App and web page records:
__________
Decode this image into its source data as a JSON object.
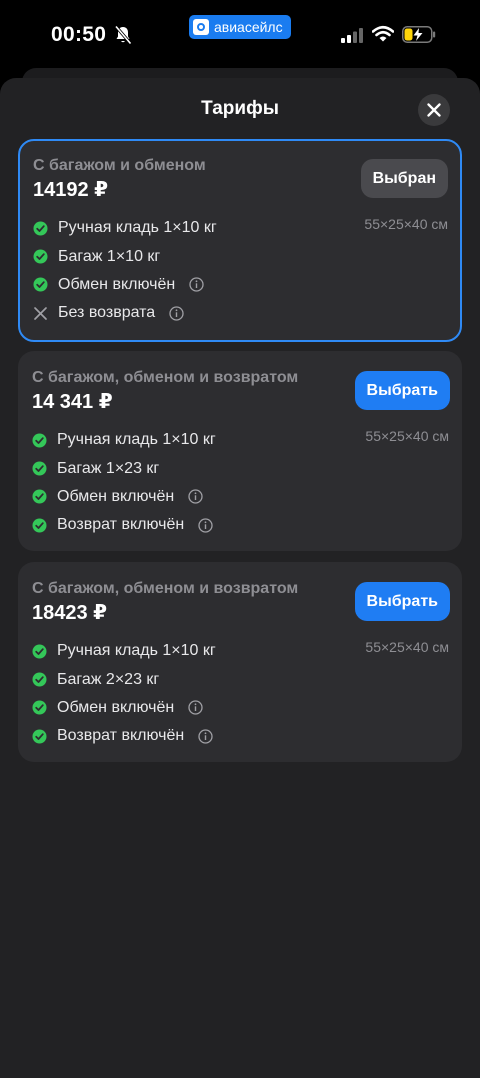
{
  "status_bar": {
    "time": "00:50",
    "app_pill": "авиасейлс",
    "icons": [
      "bell-slash-icon",
      "cellular-signal-icon",
      "wifi-icon",
      "battery-charging-icon"
    ]
  },
  "sheet": {
    "title": "Тарифы",
    "close_icon": "close-icon"
  },
  "tariffs": [
    {
      "title": "С багажом и обменом",
      "price": "14192 ₽",
      "button": "Выбран",
      "selected": true,
      "dims": "55×25×40 см",
      "features": [
        {
          "text": "Ручная кладь 1×10 кг",
          "status": "included",
          "info": false
        },
        {
          "text": "Багаж 1×10 кг",
          "status": "included",
          "info": false
        },
        {
          "text": "Обмен включён",
          "status": "included",
          "info": true
        },
        {
          "text": "Без возврата",
          "status": "excluded",
          "info": true
        }
      ]
    },
    {
      "title": "С багажом, обменом и возвратом",
      "price": "14 341 ₽",
      "button": "Выбрать",
      "selected": false,
      "dims": "55×25×40 см",
      "features": [
        {
          "text": "Ручная кладь 1×10 кг",
          "status": "included",
          "info": false
        },
        {
          "text": "Багаж 1×23 кг",
          "status": "included",
          "info": false
        },
        {
          "text": "Обмен включён",
          "status": "included",
          "info": true
        },
        {
          "text": "Возврат включён",
          "status": "included",
          "info": true
        }
      ]
    },
    {
      "title": "С багажом, обменом и возвратом",
      "price": "18423 ₽",
      "button": "Выбрать",
      "selected": false,
      "dims": "55×25×40 см",
      "features": [
        {
          "text": "Ручная кладь 1×10 кг",
          "status": "included",
          "info": false
        },
        {
          "text": "Багаж 2×23 кг",
          "status": "included",
          "info": false
        },
        {
          "text": "Обмен включён",
          "status": "included",
          "info": true
        },
        {
          "text": "Возврат включён",
          "status": "included",
          "info": true
        }
      ]
    }
  ],
  "colors": {
    "accent": "#1f7df3",
    "check": "#34c759",
    "sheet_bg": "#222224",
    "card_bg": "#2d2d30",
    "selected_border": "#2f8af5"
  }
}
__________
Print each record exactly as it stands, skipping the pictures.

Decode this image into its source data as a JSON object.
{
  "status_bar": {
    "time": "00:50",
    "app_pill": "авиасейлс",
    "icons": [
      "bell-slash-icon",
      "cellular-signal-icon",
      "wifi-icon",
      "battery-charging-icon"
    ]
  },
  "sheet": {
    "title": "Тарифы",
    "close_icon": "close-icon"
  },
  "tariffs": [
    {
      "title": "С багажом и обменом",
      "price": "14192 ₽",
      "button": "Выбран",
      "selected": true,
      "dims": "55×25×40 см",
      "features": [
        {
          "text": "Ручная кладь 1×10 кг",
          "status": "included",
          "info": false
        },
        {
          "text": "Багаж 1×10 кг",
          "status": "included",
          "info": false
        },
        {
          "text": "Обмен включён",
          "status": "included",
          "info": true
        },
        {
          "text": "Без возврата",
          "status": "excluded",
          "info": true
        }
      ]
    },
    {
      "title": "С багажом, обменом и возвратом",
      "price": "14 341 ₽",
      "button": "Выбрать",
      "selected": false,
      "dims": "55×25×40 см",
      "features": [
        {
          "text": "Ручная кладь 1×10 кг",
          "status": "included",
          "info": false
        },
        {
          "text": "Багаж 1×23 кг",
          "status": "included",
          "info": false
        },
        {
          "text": "Обмен включён",
          "status": "included",
          "info": true
        },
        {
          "text": "Возврат включён",
          "status": "included",
          "info": true
        }
      ]
    },
    {
      "title": "С багажом, обменом и возвратом",
      "price": "18423 ₽",
      "button": "Выбрать",
      "selected": false,
      "dims": "55×25×40 см",
      "features": [
        {
          "text": "Ручная кладь 1×10 кг",
          "status": "included",
          "info": false
        },
        {
          "text": "Багаж 2×23 кг",
          "status": "included",
          "info": false
        },
        {
          "text": "Обмен включён",
          "status": "included",
          "info": true
        },
        {
          "text": "Возврат включён",
          "status": "included",
          "info": true
        }
      ]
    }
  ],
  "colors": {
    "accent": "#1f7df3",
    "check": "#34c759",
    "sheet_bg": "#222224",
    "card_bg": "#2d2d30",
    "selected_border": "#2f8af5"
  }
}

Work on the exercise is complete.